Blog | Monday, March 11, 2019

Be a happy physician and don't do it full time

Talk about physician burnout and job dissatisfaction is everywhere right now. If you are a doctor, you cannot escape the news. Within the last couple of weeks, organizations in Massachusetts (a mecca of health care and hospitals) declared physician burnout a “major public health crisis”. This all sounds rather dramatic. On the surface, physicians are reasonably well paid, still enjoy a good degree of autonomy (certainly compared with many other professions in 2019), and have a job market where many specialties can pick and choose. So what's gone wrong? The problem lies in the nature of the job itself and how a model of physician employees in a corporate environment, has replaced the traditional autonomous small practice model—within a sea of regulatory burdens and administration. Not to mention how health care information technology and the need to spend large chunks of the day on a computer, instead of with patients, has taken doctors so far away from why they went into medicine in the first place. This has happened relatively quickly in just over a decade.

I came to the United States a while back with a specific goal in mind: I wanted to do my residency and then start my own practice. That was my American Dream. I came from a very different health care system—the United Kingdom, where the concept of “starting your own practice” doesn't really exist. Although I really do think the National Health Service (NHS) is a noble and fine concept, and am grateful for the care my family and friends receive, working in it is a different matter. Many of my medical school friends have left medicine completely in the UK, and the rest are very unhappy working in a centrally controlled system with the government as the sole employer (way beyond any level of dissatisfaction we have here). I'm glad I came to America.

By the time I graduated from residency though, it was almost impossible to go into private practice. The mass movement to employed physicians had begun, and health care became less about good old Dr. Johnson's office around the corner that would serve you and your whole family, and more about mega-mergers, conglomerates, hostile takeovers and CEO bonuses. Since my first employed job, I've worked up and down the East Coast in every type of hospital—urban, rural, academic, community. I've met thousands of doctors of all specialties, and heard so many stories of how medicine has changed over the years.

After years of trying different things (including even a stint in administration, which was painful!), exploring various creative ideas of mine, I think I'm finally at a place where I'm truly happy with where I am. I work part-time as a physician doing a mixture of inpatient and outpatient work, independently contracting with facilities—and have other ventures, including a health care-related business and consulting, the rest of the time. I love clinical medicine and patient care—and have absolutely no intention of ever leaving the front lines. I am at my best when I'm serving patients. However, in this environment, I simply cannot do it full-time.
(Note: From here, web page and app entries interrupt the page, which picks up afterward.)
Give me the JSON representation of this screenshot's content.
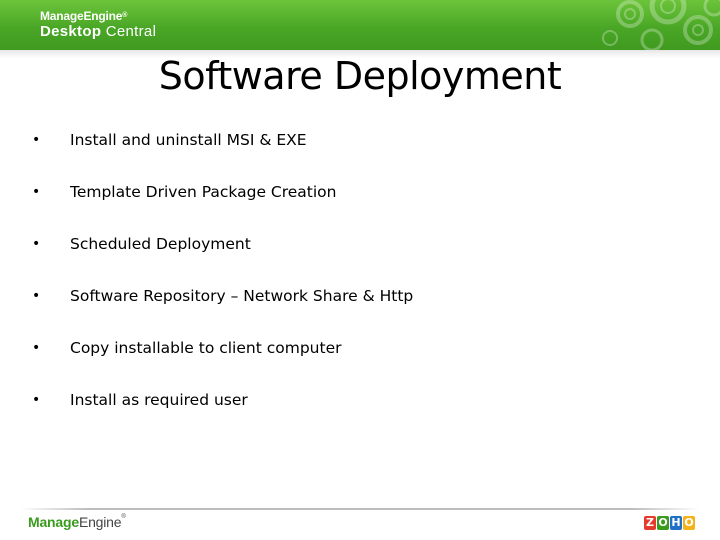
{
  "header": {
    "logo_top": "ManageEngine",
    "logo_reg": "®",
    "logo_bottom_bold": "Desktop",
    "logo_bottom_rest": " Central",
    "bar_color": "#4aa726"
  },
  "slide": {
    "title": "Software Deployment",
    "bullet_glyph": "•",
    "bullets": [
      "Install and uninstall MSI & EXE",
      "Template Driven Package Creation",
      "Scheduled Deployment",
      "Software Repository – Network Share & Http",
      "Copy installable to client computer",
      "Install as required user"
    ]
  },
  "footer": {
    "logo_part1": "Manage",
    "logo_part2": "Engine",
    "logo_reg": "®",
    "zoho_letters": [
      "Z",
      "O",
      "H",
      "O"
    ],
    "zoho_colors": [
      "#e53b2c",
      "#3a9b1e",
      "#1f6fc5",
      "#f2b31b"
    ]
  }
}
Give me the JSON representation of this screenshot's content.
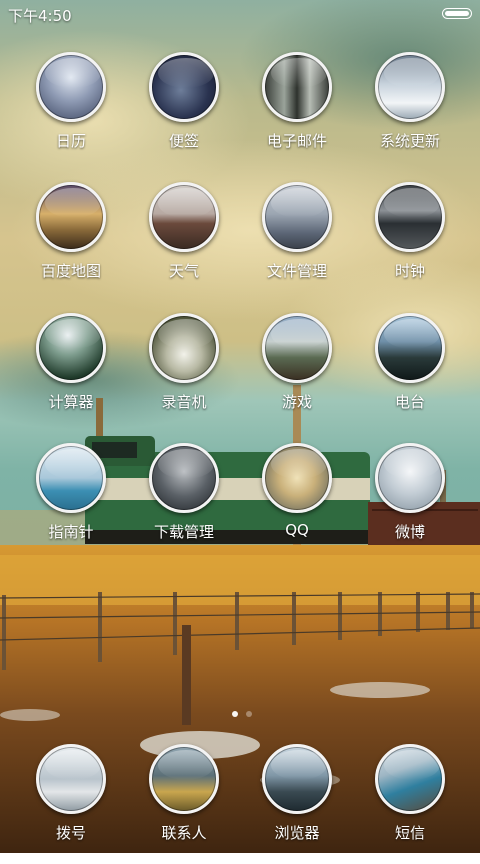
{
  "status_bar": {
    "time": "下午4:50",
    "battery_level": 1.0
  },
  "apps": [
    {
      "label": "日历",
      "icon": "calendar-icon"
    },
    {
      "label": "便签",
      "icon": "notes-icon"
    },
    {
      "label": "电子邮件",
      "icon": "email-icon"
    },
    {
      "label": "系统更新",
      "icon": "system-update-icon"
    },
    {
      "label": "百度地图",
      "icon": "map-icon"
    },
    {
      "label": "天气",
      "icon": "weather-icon"
    },
    {
      "label": "文件管理",
      "icon": "file-manager-icon"
    },
    {
      "label": "时钟",
      "icon": "clock-icon"
    },
    {
      "label": "计算器",
      "icon": "calculator-icon"
    },
    {
      "label": "录音机",
      "icon": "recorder-icon"
    },
    {
      "label": "游戏",
      "icon": "games-icon"
    },
    {
      "label": "电台",
      "icon": "radio-icon"
    },
    {
      "label": "指南针",
      "icon": "compass-icon"
    },
    {
      "label": "下载管理",
      "icon": "download-manager-icon"
    },
    {
      "label": "QQ",
      "icon": "qq-icon"
    },
    {
      "label": "微博",
      "icon": "weibo-icon"
    }
  ],
  "dock": [
    {
      "label": "拨号",
      "icon": "phone-icon"
    },
    {
      "label": "联系人",
      "icon": "contacts-icon"
    },
    {
      "label": "浏览器",
      "icon": "browser-icon"
    },
    {
      "label": "短信",
      "icon": "messages-icon"
    }
  ],
  "page_indicator": {
    "pages": 2,
    "current": 1
  }
}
Considering the statistics on physician burnout, I think it's really sad if any doctor ever feels unhappy in their job or like there's no way out. You can move to another similar job and switch hospitals or clinics, try a new way of practice like direct primary care or concierge medicine (which several of my colleagues are doing, and have given glowing reviews for), move to academic medicine in a more protected and less intense environment (as long as you can take the salary sacrifice), or get credentialed in several institutions and make your own schedule (also a great option!). Many physician colleagues of mine are even doing completely different things on the side while still in practice—like getting involved in startups, restaurants, hotels, or travel companies! And that's okay. Life is oh too short, and if anyone wants to do something that makes them happier, go for it. We are also lucky enough to be living in America, where entrepreneurship is welcomed and encouraged. And heck, if any doctor can't stand the thought of clinical practice and doesn't have an entrepreneurial streak, just start searching for jobs in one of the many other industries that may employ you (including pharmaceuticals or biotechnology), and leave medicine completely. But be happy!

Let me not mince words here. I believe all this talk that's happening about “wellness officers” and “daily physician burnout tips” delivered to your inbox by physician organizations—is lipstick on a pig (if I could capitalize “lipstick on a pig”, I would). It will do nothing for any physician who is burned out. In any case, the last thing we need is more administrators in medicine (see this graph), or for physician burnout issues to become yet another “bumper sticker”. The fundamentals of the system are wrong, and searching for long term job satisfaction as an employee of a corporation is like searching for fool's gold (as I wrote about in this article). I'm sorry to say that, but it's true. Doctors are simply way too smart, independent-minded and frontline-focused, to be widgets in a corporate style system, and derive happiness from that. Ultimately—practicing medicine full-time in America is very difficult for most physicians as things currently exist. That's why we have to think outside the box.

So if there's any doctor out there considering how their clinical practice is not what they expected it to be—and still likes the practice of medicine, going part-time and figuring out a way to make it financially viable is something you should seriously think about.

Suneel Dhand is an internal medicine physician, author and speaker. He is the founder of DocSpeak Communications and co-founder at DocsDox. He blogs at his self-titled site, where this post first appeared.